*** Opening Data records ***

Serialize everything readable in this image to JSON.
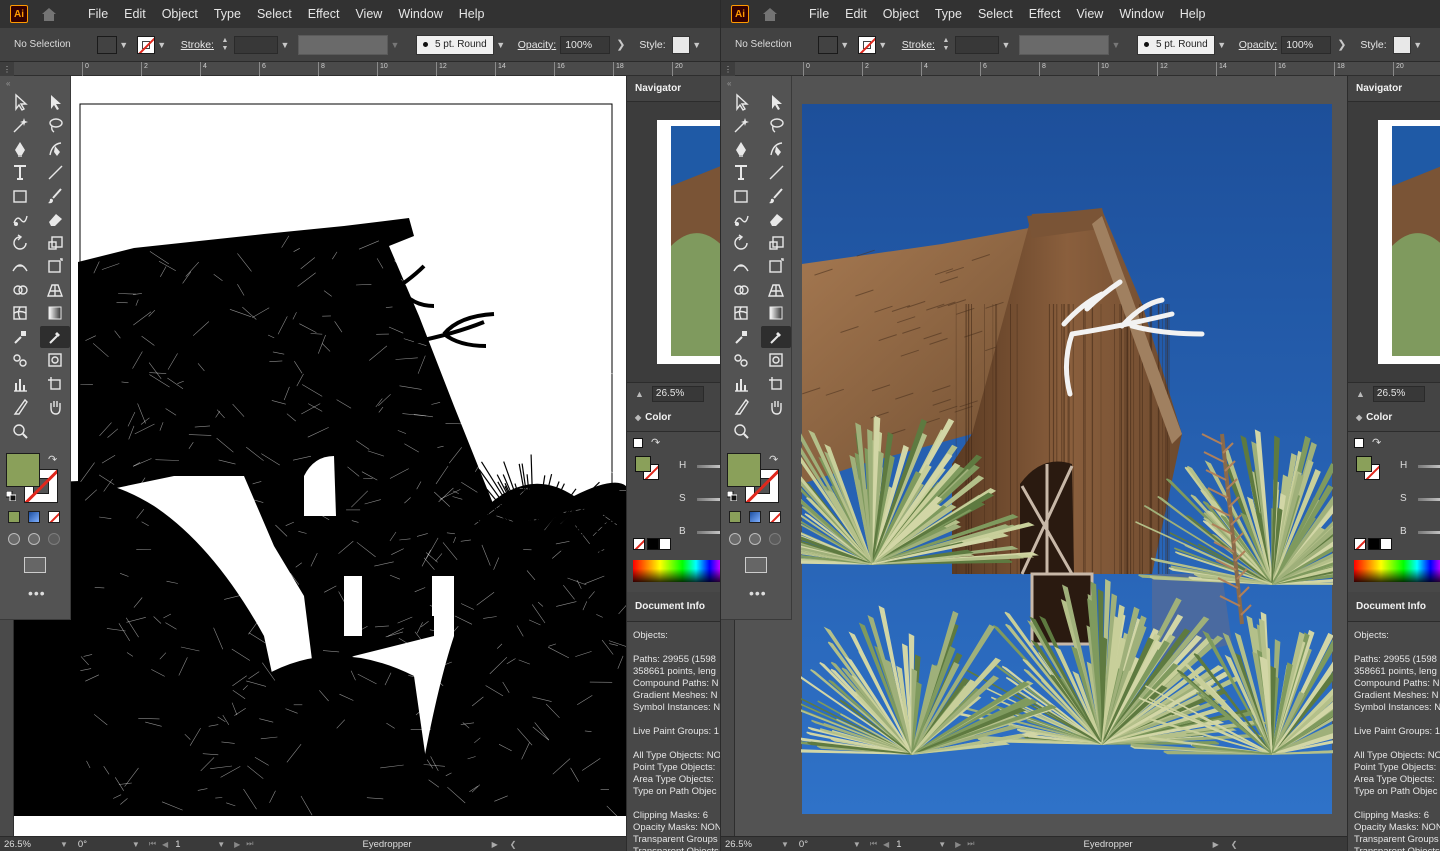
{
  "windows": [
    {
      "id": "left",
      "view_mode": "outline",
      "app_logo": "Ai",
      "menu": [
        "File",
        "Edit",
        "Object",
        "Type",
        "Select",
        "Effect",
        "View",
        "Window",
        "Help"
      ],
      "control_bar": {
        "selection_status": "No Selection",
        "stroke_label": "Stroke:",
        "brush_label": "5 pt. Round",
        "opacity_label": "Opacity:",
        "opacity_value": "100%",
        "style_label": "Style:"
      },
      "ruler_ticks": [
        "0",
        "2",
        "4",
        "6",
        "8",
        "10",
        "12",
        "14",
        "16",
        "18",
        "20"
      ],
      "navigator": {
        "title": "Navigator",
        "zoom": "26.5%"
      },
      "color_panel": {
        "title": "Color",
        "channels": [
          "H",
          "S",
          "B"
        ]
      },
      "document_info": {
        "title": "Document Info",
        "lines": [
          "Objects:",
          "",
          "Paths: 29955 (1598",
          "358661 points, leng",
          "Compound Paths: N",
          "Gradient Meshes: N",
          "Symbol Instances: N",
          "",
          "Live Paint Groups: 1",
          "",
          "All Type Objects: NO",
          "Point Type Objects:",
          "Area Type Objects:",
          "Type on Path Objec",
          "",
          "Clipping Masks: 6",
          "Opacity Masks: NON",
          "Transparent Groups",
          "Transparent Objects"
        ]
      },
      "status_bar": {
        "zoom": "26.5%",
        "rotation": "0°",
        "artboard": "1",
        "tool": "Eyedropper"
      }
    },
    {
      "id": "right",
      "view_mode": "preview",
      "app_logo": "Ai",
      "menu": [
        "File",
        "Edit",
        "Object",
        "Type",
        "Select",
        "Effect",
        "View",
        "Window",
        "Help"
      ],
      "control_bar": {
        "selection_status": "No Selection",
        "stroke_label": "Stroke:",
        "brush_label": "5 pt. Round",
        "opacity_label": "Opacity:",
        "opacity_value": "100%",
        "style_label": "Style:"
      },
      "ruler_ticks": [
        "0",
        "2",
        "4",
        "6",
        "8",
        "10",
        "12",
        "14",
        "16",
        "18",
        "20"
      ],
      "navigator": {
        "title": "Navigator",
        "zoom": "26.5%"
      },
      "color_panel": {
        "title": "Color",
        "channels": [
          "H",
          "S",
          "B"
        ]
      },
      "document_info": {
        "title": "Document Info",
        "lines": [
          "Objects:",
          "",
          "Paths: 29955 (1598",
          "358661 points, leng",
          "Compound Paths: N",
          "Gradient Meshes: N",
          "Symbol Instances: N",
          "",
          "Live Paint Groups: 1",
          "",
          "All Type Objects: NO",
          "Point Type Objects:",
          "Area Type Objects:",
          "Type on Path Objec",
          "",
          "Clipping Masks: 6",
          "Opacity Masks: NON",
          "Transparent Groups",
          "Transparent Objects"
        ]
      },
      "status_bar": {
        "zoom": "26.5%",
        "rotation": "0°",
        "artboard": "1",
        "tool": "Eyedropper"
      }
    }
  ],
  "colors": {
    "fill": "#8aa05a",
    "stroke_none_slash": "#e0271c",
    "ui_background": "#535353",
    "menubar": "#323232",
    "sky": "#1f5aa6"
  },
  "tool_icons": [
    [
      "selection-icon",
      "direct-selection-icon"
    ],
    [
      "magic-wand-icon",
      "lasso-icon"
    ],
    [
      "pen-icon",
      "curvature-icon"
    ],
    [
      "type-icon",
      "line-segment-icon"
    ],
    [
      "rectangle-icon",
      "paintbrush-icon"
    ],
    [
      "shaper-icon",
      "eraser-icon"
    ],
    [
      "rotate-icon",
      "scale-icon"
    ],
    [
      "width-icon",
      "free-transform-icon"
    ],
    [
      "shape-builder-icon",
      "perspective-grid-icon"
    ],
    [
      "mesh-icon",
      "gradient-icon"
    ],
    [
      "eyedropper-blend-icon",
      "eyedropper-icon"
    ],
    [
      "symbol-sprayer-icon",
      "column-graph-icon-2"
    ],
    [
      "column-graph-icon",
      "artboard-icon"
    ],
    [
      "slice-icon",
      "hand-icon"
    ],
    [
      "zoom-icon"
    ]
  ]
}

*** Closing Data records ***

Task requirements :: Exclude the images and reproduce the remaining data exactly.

Response ::
Serialize everything readable in this image to JSON.
{
  "windows": [
    {
      "id": "left",
      "view_mode": "outline",
      "app_logo": "Ai",
      "menu": [
        "File",
        "Edit",
        "Object",
        "Type",
        "Select",
        "Effect",
        "View",
        "Window",
        "Help"
      ],
      "control_bar": {
        "selection_status": "No Selection",
        "stroke_label": "Stroke:",
        "brush_label": "5 pt. Round",
        "opacity_label": "Opacity:",
        "opacity_value": "100%",
        "style_label": "Style:"
      },
      "ruler_ticks": [
        "0",
        "2",
        "4",
        "6",
        "8",
        "10",
        "12",
        "14",
        "16",
        "18",
        "20"
      ],
      "navigator": {
        "title": "Navigator",
        "zoom": "26.5%"
      },
      "color_panel": {
        "title": "Color",
        "channels": [
          "H",
          "S",
          "B"
        ]
      },
      "document_info": {
        "title": "Document Info",
        "lines": [
          "Objects:",
          "",
          "Paths: 29955 (1598",
          "358661 points, leng",
          "Compound Paths: N",
          "Gradient Meshes: N",
          "Symbol Instances: N",
          "",
          "Live Paint Groups: 1",
          "",
          "All Type Objects: NO",
          "Point Type Objects:",
          "Area Type Objects:",
          "Type on Path Objec",
          "",
          "Clipping Masks: 6",
          "Opacity Masks: NON",
          "Transparent Groups",
          "Transparent Objects"
        ]
      },
      "status_bar": {
        "zoom": "26.5%",
        "rotation": "0°",
        "artboard": "1",
        "tool": "Eyedropper"
      }
    },
    {
      "id": "right",
      "view_mode": "preview",
      "app_logo": "Ai",
      "menu": [
        "File",
        "Edit",
        "Object",
        "Type",
        "Select",
        "Effect",
        "View",
        "Window",
        "Help"
      ],
      "control_bar": {
        "selection_status": "No Selection",
        "stroke_label": "Stroke:",
        "brush_label": "5 pt. Round",
        "opacity_label": "Opacity:",
        "opacity_value": "100%",
        "style_label": "Style:"
      },
      "ruler_ticks": [
        "0",
        "2",
        "4",
        "6",
        "8",
        "10",
        "12",
        "14",
        "16",
        "18",
        "20"
      ],
      "navigator": {
        "title": "Navigator",
        "zoom": "26.5%"
      },
      "color_panel": {
        "title": "Color",
        "channels": [
          "H",
          "S",
          "B"
        ]
      },
      "document_info": {
        "title": "Document Info",
        "lines": [
          "Objects:",
          "",
          "Paths: 29955 (1598",
          "358661 points, leng",
          "Compound Paths: N",
          "Gradient Meshes: N",
          "Symbol Instances: N",
          "",
          "Live Paint Groups: 1",
          "",
          "All Type Objects: NO",
          "Point Type Objects:",
          "Area Type Objects:",
          "Type on Path Objec",
          "",
          "Clipping Masks: 6",
          "Opacity Masks: NON",
          "Transparent Groups",
          "Transparent Objects"
        ]
      },
      "status_bar": {
        "zoom": "26.5%",
        "rotation": "0°",
        "artboard": "1",
        "tool": "Eyedropper"
      }
    }
  ],
  "colors": {
    "fill": "#8aa05a",
    "stroke_none_slash": "#e0271c",
    "ui_background": "#535353",
    "menubar": "#323232",
    "sky": "#1f5aa6"
  },
  "tool_icons": [
    [
      "selection-icon",
      "direct-selection-icon"
    ],
    [
      "magic-wand-icon",
      "lasso-icon"
    ],
    [
      "pen-icon",
      "curvature-icon"
    ],
    [
      "type-icon",
      "line-segment-icon"
    ],
    [
      "rectangle-icon",
      "paintbrush-icon"
    ],
    [
      "shaper-icon",
      "eraser-icon"
    ],
    [
      "rotate-icon",
      "scale-icon"
    ],
    [
      "width-icon",
      "free-transform-icon"
    ],
    [
      "shape-builder-icon",
      "perspective-grid-icon"
    ],
    [
      "mesh-icon",
      "gradient-icon"
    ],
    [
      "eyedropper-blend-icon",
      "eyedropper-icon"
    ],
    [
      "symbol-sprayer-icon",
      "column-graph-icon-2"
    ],
    [
      "column-graph-icon",
      "artboard-icon"
    ],
    [
      "slice-icon",
      "hand-icon"
    ],
    [
      "zoom-icon"
    ]
  ]
}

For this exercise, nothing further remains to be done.